The appropriate level of detail to disclose regarding a physician’s experience may need to be assessed on a case-by-case basis, and the principles of informed consent can help. Informed consent requires understanding of the diagnosis, the treatment options including nonintervention, and the risks and benefits of each alternative. In obtaining informed consent, we must disclose “any facts which are necessary to form the basis of an intelligent consent by the patient to the proposed treatment.”9 Providers must determine what aspects of a trainee’s experience level are relevant to the risk-benefit analysis in a given set of circumstances. Surely, there is a large degree of subjectivity in this determination as data are limited, but information deemed relevant must be shared. Information that is inconsequential, on the other hand, may be omitted. It could even be argued that more detailed information, especially if it may cause anxiety, would be detrimental to share. For example, we would not list the chemical name of every preservative in every vaccine we recommend for children if there is no evidence of inflicting harm. If the information has not been shown to have clinical impact or affect safety concerns, the anxiety may be undue.
Withholding Information Can Violate Ethical Principles
We must be careful not to withhold details of our experience level with a particular procedure for the wrong reasons. It would be wrong, for example, to withhold information simply to avoid causing anxiety, which could be seen as an invocation of therapeutic privilege, a controversial practice of withholding important information that poses a psychological threat to the patient. A classic example is the physician who defers disclosure of a terminal diagnosis to preserve hope. Although therapeutic privilege theoretically promotes the principle of beneficence, it violates the principles of autonomy and right to truth and therefore generally is regarded as unethically paternalistic in modern medical ethics.9
Patients Can Refuse Trainee Participation
It also is unethical to withhold information to obtain consent and avoid refusal of our care. Refusal of trainee participation is not uncommon. In the aforementioned study of bariatric surgery patients, 92.4% supported their procedure being performed at a teaching hospital, but only 56% would consent to a resident assisting staff during the procedure. A mere 33% of those patients would consent to a resident primarily performing with staff assisting.3 Although the proportion of patients who refuse certainly depends on the type of procedure among other factors, it is a reality in any teaching environment. The training paradigm in medicine depends on being able to practice procedures with supervision before we are independent providers. If patients refuse our care, our training suffers. However, the AMA maintains that “[p]atients are free to choose from whom they receive treatment,”1 and we must respect this aspect of patient autonomy.
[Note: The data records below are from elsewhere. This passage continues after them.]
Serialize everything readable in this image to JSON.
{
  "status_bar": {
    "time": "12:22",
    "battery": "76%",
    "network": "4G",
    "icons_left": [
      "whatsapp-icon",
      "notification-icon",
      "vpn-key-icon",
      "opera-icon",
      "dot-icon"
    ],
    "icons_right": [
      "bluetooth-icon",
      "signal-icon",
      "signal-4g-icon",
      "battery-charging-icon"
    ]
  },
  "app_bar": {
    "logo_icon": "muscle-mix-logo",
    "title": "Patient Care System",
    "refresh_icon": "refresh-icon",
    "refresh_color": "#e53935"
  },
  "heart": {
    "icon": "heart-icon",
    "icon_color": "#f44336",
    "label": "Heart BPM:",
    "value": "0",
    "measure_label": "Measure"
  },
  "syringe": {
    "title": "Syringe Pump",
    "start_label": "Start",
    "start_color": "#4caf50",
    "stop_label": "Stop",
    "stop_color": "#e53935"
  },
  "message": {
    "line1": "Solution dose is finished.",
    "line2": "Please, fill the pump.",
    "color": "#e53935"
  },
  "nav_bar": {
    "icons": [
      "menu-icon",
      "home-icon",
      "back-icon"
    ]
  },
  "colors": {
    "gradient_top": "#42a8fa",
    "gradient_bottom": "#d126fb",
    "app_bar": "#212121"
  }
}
When it comes to the performance of procedures, there are a few basic principles to keep in mind to provide ethical care to our patients while we are in training. Although we must accept that a crucial part of learning dermatologic procedures is hands on with real patients, we also need to come prepared having learned what we can through reading and practice with cadavers or skin substitutes. Procedures we execute as residents should be performed with adequate supervision, and as we progress through residency, we should be given increased autonomy and graded responsibility to prepare us for independent practice at graduation. Although it is the responsibility of the attending physician to provide appropriate oversight for the resident’s level of training, we should feel empowered to ask for help and have the humility to know when we need it.